- Data availability. How is the bridge convinced that all data for the other blockchain network is publicly available such that users can independently recompute the layer-2 database?
- State transition integrity. How do we convince the bridge that all state transitions for the layer-2 network are well-formed and valid?
- Withdrawal integrity. How does the bridge guarantee that all honest users funds can be withdrawn if the layer-2 network is compromised?
- Protocol liveness. How does the bridge guarantee that transactions can still be executed if the layer-2 protocol is stalled or offline?
Of course, the above problems must be solved while the bridge contract has significantly less computational resources than the off-chain system and thus the bridge cannot naively re-execute all transactions in real-time. Otherwise, it is not a scalability solution.
Solving the above problems can lead us down a rabbit hole. This is the world of on-chain challenges, fraud proofs, validity proofs, posting transaction data to the layer-1 blockchain (rollups) and on-chain exodus.
While our article does not focus on the spectrum of solutions, we highlight that all solutions are not equal. Some soon to be deployed layer-2 protocols will not satisfy the above security goals. As a result, it is not fair to say they are layer-2 protocols as they lack a layer-2 bridge.
None of the four bridges are “wrong”
As we have seen throughout the article, there are four types of bridges that allow funds to be locked in one blockchain and for the funds to be represented in another off-chain system (that may very well be another blockchain).

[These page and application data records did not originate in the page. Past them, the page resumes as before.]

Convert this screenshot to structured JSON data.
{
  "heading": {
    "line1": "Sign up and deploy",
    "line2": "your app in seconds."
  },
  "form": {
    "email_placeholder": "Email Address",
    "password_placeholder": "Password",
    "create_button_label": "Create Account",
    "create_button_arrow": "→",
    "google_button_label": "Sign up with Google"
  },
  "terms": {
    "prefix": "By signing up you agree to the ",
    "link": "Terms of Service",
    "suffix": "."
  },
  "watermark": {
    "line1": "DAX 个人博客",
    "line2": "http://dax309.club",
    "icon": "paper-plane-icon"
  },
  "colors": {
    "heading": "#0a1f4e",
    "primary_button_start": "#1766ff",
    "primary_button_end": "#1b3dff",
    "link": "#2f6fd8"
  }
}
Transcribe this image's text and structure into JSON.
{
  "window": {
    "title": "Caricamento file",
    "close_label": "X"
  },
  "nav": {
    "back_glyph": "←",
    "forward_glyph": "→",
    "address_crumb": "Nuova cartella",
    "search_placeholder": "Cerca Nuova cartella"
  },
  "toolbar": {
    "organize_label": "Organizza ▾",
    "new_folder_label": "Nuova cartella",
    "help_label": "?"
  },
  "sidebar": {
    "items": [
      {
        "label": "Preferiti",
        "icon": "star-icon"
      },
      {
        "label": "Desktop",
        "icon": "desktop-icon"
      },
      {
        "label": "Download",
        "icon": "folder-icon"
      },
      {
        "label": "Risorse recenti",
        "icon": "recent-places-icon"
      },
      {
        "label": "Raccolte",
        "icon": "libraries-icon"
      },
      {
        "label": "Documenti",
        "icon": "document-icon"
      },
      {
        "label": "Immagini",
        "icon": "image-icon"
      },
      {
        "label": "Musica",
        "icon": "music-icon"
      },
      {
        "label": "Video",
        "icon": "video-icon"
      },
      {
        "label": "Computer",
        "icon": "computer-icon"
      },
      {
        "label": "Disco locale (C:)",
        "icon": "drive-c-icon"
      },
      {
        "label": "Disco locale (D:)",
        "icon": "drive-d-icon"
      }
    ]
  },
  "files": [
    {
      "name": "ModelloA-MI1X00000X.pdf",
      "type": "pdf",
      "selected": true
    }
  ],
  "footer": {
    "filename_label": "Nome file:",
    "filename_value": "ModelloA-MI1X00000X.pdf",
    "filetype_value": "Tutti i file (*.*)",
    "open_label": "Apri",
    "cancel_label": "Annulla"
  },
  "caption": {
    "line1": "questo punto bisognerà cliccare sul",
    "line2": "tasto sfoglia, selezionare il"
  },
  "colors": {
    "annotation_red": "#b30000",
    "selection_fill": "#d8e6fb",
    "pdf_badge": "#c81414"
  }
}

Custodian bridges. The first three bridges focus on which set of custodians have control over the locked funds. The custodian’s role is to verify the off-chain system is correct before permitting any withdrawals from the bridge. It is assumed the off-chain system’s integrity is a client-side problem and the custodians have sufficient computational resources to process it. While there is work to reduce the role of the custodian and to introduce crypto-economic incentives to encourage custodians to follow the protocol, the bridge protocols cannot fully constrain the custodians. There are several examples of bridges who have lost user funds (e.g., MtGo) and this is because the integrity of the bridge ultimately relies upon human trust.
Layer-2 bridges. The bridge replaces the role of custodians for holding custody of the funds and checking the off-chain system’s integrity. At the heart of the problem, the bridge must be convinced the off-chain system is not compromised while it lacks the computational resources to independently check every transaction (otherwise, it is not a scalability solution). Alongside the non-trivial technical challenges this poses, it does not come for free. There is an on-going financial cost to convince the layer-1 blockchain that the off-chain system is indeed well-formed and its integrity is intact. However, the bridge ultimately has custody of the funds and not the off-chain system operators.
Overall, the jury is still out on whether users really care about layer-2 bridges and whether we should extend the security model of Ethereum onto off-chain systems. Like all things in life, I suspect all four bridges are here to stay as they are essential for user adoption.
My only request is for you, the user, to take care and consider the type of bridge used by your favourite protocol. It is important to better understand how your funds are protected against bad actors.